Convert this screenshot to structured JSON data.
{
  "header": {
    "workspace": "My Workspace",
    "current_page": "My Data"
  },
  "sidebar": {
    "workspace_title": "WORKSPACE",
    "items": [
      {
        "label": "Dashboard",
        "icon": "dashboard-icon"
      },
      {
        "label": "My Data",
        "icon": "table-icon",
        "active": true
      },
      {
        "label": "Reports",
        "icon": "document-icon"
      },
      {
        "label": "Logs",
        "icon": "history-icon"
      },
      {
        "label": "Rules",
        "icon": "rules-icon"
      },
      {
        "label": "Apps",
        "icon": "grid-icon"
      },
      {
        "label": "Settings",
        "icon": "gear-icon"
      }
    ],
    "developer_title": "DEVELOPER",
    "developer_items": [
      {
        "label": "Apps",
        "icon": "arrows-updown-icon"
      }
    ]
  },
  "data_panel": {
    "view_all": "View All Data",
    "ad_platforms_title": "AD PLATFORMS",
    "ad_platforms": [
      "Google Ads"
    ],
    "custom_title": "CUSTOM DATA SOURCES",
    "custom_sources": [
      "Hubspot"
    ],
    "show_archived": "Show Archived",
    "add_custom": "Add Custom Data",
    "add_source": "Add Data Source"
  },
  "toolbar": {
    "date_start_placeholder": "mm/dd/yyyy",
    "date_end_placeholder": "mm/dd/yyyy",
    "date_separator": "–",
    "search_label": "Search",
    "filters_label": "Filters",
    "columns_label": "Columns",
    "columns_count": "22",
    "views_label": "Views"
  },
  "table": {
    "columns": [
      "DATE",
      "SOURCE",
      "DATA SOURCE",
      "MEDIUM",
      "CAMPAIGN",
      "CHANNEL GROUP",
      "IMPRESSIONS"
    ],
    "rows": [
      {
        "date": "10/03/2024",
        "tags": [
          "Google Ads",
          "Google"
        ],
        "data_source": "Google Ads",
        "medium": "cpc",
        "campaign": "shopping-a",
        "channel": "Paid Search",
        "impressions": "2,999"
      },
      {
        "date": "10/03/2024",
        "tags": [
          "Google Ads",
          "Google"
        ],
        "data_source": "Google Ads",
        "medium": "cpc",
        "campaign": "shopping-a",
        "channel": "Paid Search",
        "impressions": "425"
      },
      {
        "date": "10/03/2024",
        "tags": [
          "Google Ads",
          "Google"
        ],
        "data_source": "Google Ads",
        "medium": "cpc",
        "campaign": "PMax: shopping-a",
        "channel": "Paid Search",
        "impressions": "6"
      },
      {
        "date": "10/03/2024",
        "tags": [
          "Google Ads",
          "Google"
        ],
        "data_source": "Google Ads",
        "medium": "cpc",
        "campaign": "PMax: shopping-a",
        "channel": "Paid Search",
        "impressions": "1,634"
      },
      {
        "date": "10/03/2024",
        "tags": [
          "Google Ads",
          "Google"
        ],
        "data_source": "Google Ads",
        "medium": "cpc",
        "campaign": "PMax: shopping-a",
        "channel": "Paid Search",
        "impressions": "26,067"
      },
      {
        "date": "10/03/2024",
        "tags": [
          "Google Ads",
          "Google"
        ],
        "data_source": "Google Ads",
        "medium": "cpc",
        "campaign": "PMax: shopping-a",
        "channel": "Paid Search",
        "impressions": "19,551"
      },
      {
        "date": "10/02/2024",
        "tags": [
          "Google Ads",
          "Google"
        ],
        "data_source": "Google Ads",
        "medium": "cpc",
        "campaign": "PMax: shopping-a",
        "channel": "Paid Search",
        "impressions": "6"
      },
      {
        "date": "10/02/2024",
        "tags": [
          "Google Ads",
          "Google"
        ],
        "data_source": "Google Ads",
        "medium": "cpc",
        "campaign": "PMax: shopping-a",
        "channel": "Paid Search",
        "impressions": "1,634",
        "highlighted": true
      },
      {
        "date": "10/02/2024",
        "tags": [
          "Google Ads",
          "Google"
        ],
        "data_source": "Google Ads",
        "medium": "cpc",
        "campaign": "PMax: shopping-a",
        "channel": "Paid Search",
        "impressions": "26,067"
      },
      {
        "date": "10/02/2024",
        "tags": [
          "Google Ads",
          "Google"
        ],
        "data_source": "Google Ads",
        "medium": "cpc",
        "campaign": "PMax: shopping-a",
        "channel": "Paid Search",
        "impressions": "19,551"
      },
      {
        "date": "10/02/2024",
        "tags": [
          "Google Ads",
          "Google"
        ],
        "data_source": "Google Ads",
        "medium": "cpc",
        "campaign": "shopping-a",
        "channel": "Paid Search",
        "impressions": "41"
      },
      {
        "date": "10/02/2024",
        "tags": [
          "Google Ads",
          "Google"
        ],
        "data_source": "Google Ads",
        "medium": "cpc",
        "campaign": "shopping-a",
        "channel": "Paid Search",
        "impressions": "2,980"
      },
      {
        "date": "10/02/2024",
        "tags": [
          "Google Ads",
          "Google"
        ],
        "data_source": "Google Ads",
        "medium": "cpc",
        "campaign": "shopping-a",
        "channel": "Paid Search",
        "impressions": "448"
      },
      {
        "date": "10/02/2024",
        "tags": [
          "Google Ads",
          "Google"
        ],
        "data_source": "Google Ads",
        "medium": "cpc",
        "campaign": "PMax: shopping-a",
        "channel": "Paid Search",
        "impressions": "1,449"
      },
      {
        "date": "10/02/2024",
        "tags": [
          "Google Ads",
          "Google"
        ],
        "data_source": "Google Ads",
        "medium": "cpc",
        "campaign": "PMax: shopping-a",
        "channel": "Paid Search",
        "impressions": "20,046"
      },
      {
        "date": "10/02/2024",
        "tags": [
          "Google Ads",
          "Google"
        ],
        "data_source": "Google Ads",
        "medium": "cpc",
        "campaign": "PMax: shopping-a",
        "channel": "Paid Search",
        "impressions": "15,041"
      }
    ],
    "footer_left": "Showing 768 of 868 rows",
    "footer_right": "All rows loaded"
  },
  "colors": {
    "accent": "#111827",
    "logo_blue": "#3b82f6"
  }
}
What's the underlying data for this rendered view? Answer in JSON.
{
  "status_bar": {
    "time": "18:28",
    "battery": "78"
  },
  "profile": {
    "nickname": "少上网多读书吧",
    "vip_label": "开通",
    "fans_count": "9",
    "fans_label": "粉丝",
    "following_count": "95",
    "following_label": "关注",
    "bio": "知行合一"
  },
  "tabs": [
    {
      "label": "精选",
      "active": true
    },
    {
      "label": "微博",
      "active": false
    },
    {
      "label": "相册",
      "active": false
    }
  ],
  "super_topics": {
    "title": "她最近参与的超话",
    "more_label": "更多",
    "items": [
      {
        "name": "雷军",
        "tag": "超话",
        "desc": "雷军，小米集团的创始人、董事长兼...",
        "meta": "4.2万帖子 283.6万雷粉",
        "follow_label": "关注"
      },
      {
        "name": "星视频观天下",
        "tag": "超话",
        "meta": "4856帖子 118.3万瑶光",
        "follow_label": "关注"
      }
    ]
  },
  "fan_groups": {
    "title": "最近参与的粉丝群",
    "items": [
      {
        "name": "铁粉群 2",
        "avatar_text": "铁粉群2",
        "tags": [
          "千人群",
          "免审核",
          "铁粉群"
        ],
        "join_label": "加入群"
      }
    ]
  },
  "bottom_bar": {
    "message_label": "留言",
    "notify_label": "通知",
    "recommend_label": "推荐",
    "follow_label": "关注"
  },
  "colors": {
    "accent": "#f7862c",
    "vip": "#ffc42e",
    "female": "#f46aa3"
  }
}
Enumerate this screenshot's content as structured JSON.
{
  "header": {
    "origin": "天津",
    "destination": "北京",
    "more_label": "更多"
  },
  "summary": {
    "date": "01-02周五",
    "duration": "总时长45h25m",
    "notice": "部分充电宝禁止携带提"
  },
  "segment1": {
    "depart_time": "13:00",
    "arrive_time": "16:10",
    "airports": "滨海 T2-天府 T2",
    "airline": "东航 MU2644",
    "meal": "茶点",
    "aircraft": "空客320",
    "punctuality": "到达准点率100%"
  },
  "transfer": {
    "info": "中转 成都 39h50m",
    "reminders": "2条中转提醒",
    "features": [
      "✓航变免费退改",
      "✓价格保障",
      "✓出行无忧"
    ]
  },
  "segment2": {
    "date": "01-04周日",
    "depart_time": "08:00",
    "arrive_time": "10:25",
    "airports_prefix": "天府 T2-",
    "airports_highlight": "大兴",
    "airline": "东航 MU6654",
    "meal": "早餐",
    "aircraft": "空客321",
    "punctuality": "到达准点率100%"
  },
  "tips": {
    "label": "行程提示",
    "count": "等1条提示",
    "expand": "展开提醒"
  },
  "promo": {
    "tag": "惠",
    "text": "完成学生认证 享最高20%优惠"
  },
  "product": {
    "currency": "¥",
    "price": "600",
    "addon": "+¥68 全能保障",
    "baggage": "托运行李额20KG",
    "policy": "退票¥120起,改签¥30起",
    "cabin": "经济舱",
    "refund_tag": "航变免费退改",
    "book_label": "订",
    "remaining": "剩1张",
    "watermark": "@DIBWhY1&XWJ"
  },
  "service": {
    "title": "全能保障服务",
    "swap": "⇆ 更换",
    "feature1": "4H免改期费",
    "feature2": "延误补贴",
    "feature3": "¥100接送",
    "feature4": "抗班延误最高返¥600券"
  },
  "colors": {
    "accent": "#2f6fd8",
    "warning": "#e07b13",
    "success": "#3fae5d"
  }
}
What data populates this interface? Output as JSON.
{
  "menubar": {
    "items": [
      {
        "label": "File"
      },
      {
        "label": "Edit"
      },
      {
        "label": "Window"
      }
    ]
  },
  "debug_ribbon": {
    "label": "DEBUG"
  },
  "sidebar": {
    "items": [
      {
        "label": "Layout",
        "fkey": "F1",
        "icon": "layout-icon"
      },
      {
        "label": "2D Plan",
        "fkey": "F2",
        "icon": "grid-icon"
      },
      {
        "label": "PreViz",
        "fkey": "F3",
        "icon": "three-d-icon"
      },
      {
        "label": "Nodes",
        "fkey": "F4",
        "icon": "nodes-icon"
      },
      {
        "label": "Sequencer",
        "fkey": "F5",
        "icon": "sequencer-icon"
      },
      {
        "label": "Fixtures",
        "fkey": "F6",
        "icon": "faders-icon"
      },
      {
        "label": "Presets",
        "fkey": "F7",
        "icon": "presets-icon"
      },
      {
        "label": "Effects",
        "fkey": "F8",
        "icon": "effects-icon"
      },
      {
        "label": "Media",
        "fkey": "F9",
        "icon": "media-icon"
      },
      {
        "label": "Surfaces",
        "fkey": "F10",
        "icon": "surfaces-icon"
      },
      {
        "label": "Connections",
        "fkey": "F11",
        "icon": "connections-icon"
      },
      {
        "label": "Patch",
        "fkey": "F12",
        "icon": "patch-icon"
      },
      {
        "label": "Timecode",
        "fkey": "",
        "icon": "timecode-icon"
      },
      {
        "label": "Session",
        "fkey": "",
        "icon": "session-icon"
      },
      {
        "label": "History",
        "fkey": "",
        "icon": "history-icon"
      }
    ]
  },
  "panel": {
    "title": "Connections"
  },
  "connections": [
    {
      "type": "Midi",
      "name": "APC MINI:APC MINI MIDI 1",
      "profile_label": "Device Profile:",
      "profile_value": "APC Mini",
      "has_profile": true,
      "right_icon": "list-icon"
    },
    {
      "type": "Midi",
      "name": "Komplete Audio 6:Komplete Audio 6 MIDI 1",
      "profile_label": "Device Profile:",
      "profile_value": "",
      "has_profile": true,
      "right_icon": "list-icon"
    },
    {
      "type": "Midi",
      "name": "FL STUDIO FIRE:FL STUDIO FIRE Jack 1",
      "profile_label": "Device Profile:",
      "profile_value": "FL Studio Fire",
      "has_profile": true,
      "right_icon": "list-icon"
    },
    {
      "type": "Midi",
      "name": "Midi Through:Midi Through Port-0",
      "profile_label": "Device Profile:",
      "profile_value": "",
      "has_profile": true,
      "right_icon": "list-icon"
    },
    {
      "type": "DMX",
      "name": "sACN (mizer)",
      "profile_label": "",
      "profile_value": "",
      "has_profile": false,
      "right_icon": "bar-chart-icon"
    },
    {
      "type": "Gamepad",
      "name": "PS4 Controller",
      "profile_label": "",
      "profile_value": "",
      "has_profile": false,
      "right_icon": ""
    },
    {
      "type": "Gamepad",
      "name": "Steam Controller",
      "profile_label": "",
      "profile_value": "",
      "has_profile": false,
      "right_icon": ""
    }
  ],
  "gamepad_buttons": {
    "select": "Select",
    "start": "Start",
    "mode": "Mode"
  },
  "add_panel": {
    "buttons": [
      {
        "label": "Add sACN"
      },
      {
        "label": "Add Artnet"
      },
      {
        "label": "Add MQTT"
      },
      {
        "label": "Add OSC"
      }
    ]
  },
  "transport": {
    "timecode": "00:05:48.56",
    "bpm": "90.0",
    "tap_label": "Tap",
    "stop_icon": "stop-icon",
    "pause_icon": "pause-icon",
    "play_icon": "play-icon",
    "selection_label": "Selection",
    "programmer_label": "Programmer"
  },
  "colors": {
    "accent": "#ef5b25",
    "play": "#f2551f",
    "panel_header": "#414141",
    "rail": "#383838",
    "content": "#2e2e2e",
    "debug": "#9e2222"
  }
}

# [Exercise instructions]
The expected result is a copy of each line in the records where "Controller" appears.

# [Response box]
      "name": "PS4 Controller",
      "name": "Steam Controller",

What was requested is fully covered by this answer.